● **WORK INSTRUCTION**: Look through the records and copy every line in which "subtitle" appears.

%%

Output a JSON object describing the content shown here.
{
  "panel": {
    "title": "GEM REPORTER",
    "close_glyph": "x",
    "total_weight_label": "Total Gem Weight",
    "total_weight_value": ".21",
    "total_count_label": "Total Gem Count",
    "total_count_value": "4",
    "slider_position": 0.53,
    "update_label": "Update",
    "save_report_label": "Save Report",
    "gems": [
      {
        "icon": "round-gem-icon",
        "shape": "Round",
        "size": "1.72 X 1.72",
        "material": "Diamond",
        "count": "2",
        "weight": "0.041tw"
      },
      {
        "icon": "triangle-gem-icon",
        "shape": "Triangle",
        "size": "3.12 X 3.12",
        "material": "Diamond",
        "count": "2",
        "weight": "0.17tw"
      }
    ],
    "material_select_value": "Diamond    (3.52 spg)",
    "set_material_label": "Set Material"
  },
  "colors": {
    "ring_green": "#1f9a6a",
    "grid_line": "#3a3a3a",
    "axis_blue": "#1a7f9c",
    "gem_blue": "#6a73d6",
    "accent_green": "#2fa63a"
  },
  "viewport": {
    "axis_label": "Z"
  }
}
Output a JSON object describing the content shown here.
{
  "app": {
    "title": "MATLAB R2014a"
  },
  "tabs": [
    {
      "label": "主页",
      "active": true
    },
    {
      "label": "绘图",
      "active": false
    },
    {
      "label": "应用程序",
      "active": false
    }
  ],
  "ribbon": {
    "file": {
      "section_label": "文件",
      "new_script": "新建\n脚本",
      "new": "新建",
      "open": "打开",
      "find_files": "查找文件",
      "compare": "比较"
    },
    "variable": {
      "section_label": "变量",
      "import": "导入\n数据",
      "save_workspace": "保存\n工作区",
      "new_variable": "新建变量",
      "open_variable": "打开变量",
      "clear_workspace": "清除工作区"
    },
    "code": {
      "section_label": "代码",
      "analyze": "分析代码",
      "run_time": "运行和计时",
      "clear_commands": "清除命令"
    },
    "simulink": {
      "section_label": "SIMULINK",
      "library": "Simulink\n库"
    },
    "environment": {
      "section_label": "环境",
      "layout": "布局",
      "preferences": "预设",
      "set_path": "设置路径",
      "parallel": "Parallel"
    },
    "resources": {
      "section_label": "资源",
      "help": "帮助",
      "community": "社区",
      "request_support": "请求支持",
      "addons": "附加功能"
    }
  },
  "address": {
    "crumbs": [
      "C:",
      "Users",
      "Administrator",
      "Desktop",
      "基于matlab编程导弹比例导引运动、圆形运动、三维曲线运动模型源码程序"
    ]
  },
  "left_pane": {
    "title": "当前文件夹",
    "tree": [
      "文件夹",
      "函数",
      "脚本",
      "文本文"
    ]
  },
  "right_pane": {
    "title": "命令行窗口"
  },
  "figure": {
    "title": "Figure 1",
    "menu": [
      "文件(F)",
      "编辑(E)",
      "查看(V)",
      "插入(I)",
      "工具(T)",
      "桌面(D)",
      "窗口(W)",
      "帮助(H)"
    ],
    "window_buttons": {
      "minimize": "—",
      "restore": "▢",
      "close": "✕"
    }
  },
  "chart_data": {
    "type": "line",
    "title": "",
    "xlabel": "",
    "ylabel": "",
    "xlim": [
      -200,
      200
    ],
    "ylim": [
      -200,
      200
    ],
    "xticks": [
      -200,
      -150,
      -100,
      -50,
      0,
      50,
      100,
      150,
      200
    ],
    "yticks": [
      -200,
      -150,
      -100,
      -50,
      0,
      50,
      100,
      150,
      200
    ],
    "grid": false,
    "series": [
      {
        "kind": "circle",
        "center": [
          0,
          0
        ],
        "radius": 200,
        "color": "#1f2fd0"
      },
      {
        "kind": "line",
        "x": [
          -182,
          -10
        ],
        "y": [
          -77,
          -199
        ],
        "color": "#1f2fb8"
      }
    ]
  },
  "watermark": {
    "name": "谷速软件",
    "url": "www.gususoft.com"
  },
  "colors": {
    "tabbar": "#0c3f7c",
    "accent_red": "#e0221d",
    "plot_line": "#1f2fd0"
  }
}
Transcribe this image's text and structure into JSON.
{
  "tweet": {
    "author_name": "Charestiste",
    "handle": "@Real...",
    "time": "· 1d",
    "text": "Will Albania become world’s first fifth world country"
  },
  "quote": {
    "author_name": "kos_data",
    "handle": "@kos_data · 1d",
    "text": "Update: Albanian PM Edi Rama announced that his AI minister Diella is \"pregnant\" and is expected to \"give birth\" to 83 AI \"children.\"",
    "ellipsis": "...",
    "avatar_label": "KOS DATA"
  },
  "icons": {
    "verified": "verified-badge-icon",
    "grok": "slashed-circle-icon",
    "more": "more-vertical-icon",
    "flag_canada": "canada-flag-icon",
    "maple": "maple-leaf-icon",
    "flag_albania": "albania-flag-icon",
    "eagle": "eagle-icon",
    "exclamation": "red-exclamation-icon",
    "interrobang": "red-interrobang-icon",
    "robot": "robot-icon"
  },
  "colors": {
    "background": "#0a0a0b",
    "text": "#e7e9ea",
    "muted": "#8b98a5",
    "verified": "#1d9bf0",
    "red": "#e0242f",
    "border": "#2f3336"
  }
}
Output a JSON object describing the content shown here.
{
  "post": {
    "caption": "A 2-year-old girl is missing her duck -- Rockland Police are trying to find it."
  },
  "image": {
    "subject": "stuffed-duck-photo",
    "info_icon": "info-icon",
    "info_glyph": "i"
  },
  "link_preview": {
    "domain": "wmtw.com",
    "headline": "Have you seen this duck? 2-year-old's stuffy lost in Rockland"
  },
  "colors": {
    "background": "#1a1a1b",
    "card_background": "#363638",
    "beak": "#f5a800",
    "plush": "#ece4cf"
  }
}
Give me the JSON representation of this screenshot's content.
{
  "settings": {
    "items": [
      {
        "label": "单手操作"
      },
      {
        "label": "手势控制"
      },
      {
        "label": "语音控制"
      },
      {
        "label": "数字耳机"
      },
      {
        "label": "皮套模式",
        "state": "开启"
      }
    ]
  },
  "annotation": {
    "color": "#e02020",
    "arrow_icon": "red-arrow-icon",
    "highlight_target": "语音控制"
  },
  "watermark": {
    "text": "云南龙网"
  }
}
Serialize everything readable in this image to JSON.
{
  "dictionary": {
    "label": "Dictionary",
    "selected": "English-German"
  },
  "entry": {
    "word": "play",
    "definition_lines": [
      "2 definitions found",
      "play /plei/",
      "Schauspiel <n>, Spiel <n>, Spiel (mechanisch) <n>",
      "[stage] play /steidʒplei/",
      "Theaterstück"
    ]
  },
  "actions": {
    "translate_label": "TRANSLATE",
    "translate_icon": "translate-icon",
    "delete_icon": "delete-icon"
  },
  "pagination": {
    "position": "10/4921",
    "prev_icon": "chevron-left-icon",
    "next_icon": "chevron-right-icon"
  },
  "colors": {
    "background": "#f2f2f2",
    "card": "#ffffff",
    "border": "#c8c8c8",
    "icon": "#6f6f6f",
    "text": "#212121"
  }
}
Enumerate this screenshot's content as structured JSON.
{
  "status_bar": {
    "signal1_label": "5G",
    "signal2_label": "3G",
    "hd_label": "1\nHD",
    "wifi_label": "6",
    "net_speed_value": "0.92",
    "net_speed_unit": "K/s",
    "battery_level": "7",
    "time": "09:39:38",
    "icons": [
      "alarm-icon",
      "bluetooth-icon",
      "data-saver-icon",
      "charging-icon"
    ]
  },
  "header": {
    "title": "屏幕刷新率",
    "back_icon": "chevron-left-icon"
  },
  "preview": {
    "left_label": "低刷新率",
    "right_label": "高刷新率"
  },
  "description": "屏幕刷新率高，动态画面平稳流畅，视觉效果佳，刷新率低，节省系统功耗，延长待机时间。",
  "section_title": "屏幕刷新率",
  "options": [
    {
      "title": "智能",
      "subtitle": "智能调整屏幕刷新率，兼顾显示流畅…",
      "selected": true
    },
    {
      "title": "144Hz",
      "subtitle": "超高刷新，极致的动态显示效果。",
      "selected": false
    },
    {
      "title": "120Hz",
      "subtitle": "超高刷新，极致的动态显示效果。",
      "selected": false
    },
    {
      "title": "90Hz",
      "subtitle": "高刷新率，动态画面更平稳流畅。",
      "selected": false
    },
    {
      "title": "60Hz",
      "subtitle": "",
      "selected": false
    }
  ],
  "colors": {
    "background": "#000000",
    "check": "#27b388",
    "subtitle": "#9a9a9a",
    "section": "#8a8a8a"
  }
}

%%

● **RESPONSE TO THE TASK**:
      "subtitle": "智能调整屏幕刷新率，兼顾显示流畅…",
      "subtitle": "超高刷新，极致的动态显示效果。",
      "subtitle": "超高刷新，极致的动态显示效果。",
      "subtitle": "高刷新率，动态画面更平稳流畅。",
      "subtitle": "",
    "subtitle": "#9a9a9a",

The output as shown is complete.